On December 5, 1957, Reed was appointed Auxiliary Bishop of Oklahoma City-Tulsa and Titular Bishop of Limisa by Pope Pius XII.[4] However, before his consecration took place, Bishop Eugene J. McGuinness died and Reed was named to succeed him as the fourth Bishop of Oklahoma City-Tulsa on January 21, 1958.[4] He was consecrated on the following March 5 by Archbishop Amleto Giovanni Cicognani, with Bishops Jeremiah Francis Minihan and Stephen Aloysius Leven serving as co-consecrators, at Holy Family Cathedral.[4]

Reed's 13-year-long administration was a period of transition and turmoil for the diocese.[5] Between 1962 and 1965, he attended all four sessions of the Second Vatican Council.[1] He associated himself with the progressive wing of bishops at the Council, lending his support to the use of vernacular in the Mass and to an emphasis of pastoral over administrative skills in bishops.[2] When he returned to Oklahoma, his attempts to implement the Council's reforms were met with both support and opposition.[5] In 1966, Traditionalist Catholics picketed his residence and called for his removal, accusing Reed of following "un-Catholic" policies and participating in a "worldwide atheistic conspiracy for world domination" led by communists.[6]

Reed died from a heart attack at age 65.[5]

Bishop Reed had ordained Blessed Stanley Rother, martyred in Guatemala in 1981, to the priesthood.[7]

References[edit]

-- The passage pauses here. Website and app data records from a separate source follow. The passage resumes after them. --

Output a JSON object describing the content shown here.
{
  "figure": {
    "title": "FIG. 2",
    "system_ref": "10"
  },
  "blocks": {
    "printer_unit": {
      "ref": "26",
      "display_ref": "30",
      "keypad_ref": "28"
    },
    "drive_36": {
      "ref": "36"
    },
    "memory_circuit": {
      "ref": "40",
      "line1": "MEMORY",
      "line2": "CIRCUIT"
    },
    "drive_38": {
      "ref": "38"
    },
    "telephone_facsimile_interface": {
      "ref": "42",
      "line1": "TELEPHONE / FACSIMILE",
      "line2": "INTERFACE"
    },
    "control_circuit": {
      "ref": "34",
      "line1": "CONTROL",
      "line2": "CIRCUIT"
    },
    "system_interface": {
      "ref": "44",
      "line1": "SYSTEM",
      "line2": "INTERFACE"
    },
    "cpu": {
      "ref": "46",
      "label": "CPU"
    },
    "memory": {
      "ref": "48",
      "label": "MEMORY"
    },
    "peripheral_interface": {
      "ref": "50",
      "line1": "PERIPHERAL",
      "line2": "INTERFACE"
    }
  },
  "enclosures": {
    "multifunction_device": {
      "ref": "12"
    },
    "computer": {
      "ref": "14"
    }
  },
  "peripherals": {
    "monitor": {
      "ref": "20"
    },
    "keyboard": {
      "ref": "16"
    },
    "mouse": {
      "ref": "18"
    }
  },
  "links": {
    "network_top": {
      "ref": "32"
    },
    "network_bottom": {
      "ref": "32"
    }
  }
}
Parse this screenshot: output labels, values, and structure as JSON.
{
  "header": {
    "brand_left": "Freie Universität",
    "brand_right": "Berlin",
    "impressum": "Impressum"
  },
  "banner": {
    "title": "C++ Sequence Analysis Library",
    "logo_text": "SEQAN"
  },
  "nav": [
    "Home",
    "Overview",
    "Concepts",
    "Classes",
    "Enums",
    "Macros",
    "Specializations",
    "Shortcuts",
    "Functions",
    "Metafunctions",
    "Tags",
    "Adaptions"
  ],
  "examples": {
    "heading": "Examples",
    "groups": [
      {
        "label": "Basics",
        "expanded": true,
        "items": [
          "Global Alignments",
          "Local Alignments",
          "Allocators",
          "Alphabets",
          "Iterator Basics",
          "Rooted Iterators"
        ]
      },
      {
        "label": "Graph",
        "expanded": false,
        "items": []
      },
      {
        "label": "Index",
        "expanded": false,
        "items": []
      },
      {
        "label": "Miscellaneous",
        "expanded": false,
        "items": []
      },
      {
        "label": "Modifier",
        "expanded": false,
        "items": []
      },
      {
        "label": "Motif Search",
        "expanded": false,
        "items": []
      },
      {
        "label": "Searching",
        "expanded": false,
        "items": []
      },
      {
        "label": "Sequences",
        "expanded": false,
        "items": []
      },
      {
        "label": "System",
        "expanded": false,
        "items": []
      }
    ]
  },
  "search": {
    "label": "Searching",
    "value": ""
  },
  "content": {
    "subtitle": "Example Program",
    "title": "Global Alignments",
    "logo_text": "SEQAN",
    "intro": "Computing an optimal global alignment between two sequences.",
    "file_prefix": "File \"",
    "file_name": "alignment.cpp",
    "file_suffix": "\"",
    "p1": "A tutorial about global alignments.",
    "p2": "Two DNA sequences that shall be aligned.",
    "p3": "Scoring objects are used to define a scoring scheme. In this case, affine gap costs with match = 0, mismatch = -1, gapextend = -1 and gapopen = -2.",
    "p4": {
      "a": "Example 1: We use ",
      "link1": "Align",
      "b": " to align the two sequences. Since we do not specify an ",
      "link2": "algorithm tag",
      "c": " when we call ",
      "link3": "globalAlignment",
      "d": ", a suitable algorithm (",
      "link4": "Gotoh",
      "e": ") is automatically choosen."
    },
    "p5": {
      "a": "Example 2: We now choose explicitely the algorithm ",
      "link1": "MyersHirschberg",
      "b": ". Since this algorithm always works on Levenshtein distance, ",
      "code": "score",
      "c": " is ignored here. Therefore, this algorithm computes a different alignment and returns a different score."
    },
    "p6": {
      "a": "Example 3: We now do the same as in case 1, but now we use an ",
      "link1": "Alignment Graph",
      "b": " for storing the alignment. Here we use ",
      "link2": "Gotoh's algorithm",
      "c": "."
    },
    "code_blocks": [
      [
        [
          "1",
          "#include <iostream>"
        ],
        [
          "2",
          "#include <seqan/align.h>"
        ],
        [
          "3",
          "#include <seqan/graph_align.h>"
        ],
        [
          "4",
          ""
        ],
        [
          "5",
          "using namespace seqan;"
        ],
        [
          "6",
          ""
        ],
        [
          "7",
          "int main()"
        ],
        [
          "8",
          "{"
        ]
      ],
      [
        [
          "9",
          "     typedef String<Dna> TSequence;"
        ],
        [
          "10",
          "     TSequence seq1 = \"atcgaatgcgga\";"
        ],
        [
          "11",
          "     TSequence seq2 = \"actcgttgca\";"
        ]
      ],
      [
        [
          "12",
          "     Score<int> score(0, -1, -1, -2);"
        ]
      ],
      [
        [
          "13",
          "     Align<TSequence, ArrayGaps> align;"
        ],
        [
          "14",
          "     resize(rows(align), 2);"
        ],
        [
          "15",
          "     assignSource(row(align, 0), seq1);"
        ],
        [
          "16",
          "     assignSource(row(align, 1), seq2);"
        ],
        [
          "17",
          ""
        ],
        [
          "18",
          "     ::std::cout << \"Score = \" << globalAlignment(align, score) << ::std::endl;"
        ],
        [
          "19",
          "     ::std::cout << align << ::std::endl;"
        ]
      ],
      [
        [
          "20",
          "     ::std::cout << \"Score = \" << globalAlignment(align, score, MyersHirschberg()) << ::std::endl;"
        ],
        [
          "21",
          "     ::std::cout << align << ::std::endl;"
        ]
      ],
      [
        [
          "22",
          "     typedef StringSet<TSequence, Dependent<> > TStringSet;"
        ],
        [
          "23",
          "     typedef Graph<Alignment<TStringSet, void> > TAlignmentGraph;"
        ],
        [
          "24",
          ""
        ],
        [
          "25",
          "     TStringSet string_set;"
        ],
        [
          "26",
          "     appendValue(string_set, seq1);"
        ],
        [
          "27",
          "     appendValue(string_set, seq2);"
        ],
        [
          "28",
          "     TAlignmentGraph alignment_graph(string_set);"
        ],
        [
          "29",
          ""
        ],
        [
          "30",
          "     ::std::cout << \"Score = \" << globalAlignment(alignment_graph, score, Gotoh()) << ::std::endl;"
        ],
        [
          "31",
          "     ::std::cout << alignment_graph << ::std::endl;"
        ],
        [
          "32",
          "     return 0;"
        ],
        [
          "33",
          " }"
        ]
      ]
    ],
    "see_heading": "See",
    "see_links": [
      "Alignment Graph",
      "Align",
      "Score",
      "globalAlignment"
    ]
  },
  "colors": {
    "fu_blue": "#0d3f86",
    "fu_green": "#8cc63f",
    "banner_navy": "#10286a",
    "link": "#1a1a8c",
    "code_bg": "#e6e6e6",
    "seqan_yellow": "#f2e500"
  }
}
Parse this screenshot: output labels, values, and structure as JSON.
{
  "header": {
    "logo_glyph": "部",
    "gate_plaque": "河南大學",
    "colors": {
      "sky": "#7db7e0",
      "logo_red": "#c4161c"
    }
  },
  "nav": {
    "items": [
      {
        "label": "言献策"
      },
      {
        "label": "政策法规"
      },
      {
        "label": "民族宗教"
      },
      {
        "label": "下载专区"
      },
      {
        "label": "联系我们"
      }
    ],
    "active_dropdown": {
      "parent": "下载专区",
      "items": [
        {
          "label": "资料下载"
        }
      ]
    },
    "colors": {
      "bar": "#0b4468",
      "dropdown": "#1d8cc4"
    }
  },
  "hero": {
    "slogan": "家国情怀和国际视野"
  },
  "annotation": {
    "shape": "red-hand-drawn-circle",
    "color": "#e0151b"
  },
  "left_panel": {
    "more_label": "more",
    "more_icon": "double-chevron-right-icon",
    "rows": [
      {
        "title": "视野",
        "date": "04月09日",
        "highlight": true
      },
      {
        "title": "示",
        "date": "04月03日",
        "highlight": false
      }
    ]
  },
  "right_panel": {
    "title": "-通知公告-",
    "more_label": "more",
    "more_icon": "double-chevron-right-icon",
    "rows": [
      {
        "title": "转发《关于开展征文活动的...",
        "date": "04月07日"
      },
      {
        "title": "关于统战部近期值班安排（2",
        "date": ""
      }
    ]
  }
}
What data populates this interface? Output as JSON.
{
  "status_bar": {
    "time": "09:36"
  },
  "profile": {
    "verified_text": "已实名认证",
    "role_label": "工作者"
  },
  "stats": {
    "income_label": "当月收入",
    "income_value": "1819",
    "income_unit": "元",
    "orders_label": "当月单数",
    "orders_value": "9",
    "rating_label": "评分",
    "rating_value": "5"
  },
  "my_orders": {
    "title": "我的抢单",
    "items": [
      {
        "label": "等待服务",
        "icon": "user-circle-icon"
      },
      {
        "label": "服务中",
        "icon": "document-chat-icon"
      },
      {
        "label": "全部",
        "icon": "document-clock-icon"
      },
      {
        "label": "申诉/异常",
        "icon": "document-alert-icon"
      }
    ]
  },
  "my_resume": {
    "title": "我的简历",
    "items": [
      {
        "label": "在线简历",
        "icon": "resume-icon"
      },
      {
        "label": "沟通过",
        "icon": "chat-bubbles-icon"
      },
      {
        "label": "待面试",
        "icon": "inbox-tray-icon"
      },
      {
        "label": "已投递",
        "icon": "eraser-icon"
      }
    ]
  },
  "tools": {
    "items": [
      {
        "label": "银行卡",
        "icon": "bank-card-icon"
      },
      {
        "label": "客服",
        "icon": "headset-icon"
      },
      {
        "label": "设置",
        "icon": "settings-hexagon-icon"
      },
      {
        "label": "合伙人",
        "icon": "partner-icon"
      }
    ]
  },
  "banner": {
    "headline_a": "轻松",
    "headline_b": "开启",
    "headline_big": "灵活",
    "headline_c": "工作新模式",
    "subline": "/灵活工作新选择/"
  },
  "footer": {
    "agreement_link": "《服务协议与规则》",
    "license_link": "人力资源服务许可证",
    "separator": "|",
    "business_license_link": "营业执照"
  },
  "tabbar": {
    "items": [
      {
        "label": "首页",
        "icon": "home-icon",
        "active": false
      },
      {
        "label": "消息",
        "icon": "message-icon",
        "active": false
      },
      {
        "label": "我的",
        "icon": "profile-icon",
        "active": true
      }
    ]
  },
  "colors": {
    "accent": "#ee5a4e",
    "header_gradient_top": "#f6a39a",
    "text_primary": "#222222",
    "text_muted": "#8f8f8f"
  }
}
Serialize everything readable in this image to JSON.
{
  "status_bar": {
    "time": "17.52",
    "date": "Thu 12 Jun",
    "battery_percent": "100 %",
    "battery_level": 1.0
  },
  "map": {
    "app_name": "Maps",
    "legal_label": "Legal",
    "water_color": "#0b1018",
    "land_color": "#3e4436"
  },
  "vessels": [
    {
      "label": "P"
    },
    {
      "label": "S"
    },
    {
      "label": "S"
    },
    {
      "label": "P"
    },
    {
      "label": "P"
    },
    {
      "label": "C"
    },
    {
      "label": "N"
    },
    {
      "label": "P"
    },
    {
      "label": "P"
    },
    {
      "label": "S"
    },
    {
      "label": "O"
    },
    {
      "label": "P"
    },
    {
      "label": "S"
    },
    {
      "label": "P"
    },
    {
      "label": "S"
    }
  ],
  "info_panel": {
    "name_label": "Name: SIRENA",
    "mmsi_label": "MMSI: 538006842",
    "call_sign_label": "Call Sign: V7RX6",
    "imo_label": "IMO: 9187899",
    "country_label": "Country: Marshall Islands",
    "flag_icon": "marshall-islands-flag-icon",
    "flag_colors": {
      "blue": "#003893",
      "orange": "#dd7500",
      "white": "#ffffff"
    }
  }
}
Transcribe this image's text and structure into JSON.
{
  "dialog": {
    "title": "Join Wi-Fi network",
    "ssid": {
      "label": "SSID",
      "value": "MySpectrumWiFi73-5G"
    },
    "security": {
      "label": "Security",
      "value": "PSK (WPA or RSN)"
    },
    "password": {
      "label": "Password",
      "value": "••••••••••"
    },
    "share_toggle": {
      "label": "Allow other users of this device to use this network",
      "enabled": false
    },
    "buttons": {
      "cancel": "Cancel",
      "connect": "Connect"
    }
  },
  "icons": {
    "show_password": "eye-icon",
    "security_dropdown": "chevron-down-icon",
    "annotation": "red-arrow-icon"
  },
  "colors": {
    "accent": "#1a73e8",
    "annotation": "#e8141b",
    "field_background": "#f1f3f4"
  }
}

  1. ^ a b c d Exton, Benet S. (July 4, 2008). "Book Reviews: The Road to Renewal". Catholic News Agency.
  2. ^ a b c d e f g h i j Bonner, Jeremy (2008). The Road to Renewal: Victor Joseph Reed & Oklahoma Catholicism, 1905-1971. The Catholic University of America Press.
  3. ^ a b c d e f Curtis, Georgina Pell (1961). The American Catholic Who's Who. XIV. Grosse Pointe, Michigan: Walter Romig.
  4. ^ a b c d "Bishop Victor Joseph Reed". Catholic-Hierarchy.org.[self-published source]
  5. ^ a b c "Transition and Turmoil: 1958-1971". Roman Catholic Archdiocese of Oklahoma City.
  6. ^ "Oklahoma Catholics In Vehement Dispute". Reading Eagle. August 14, 1966.
  7. ^ http://rotherguild.org/fr-rothers-story/
Catholic Church titles
Preceded by
Eugene J. McGuinness
Bishop of Oklahoma City-Tulsa
1958–1971
Succeeded by
John R. Quinn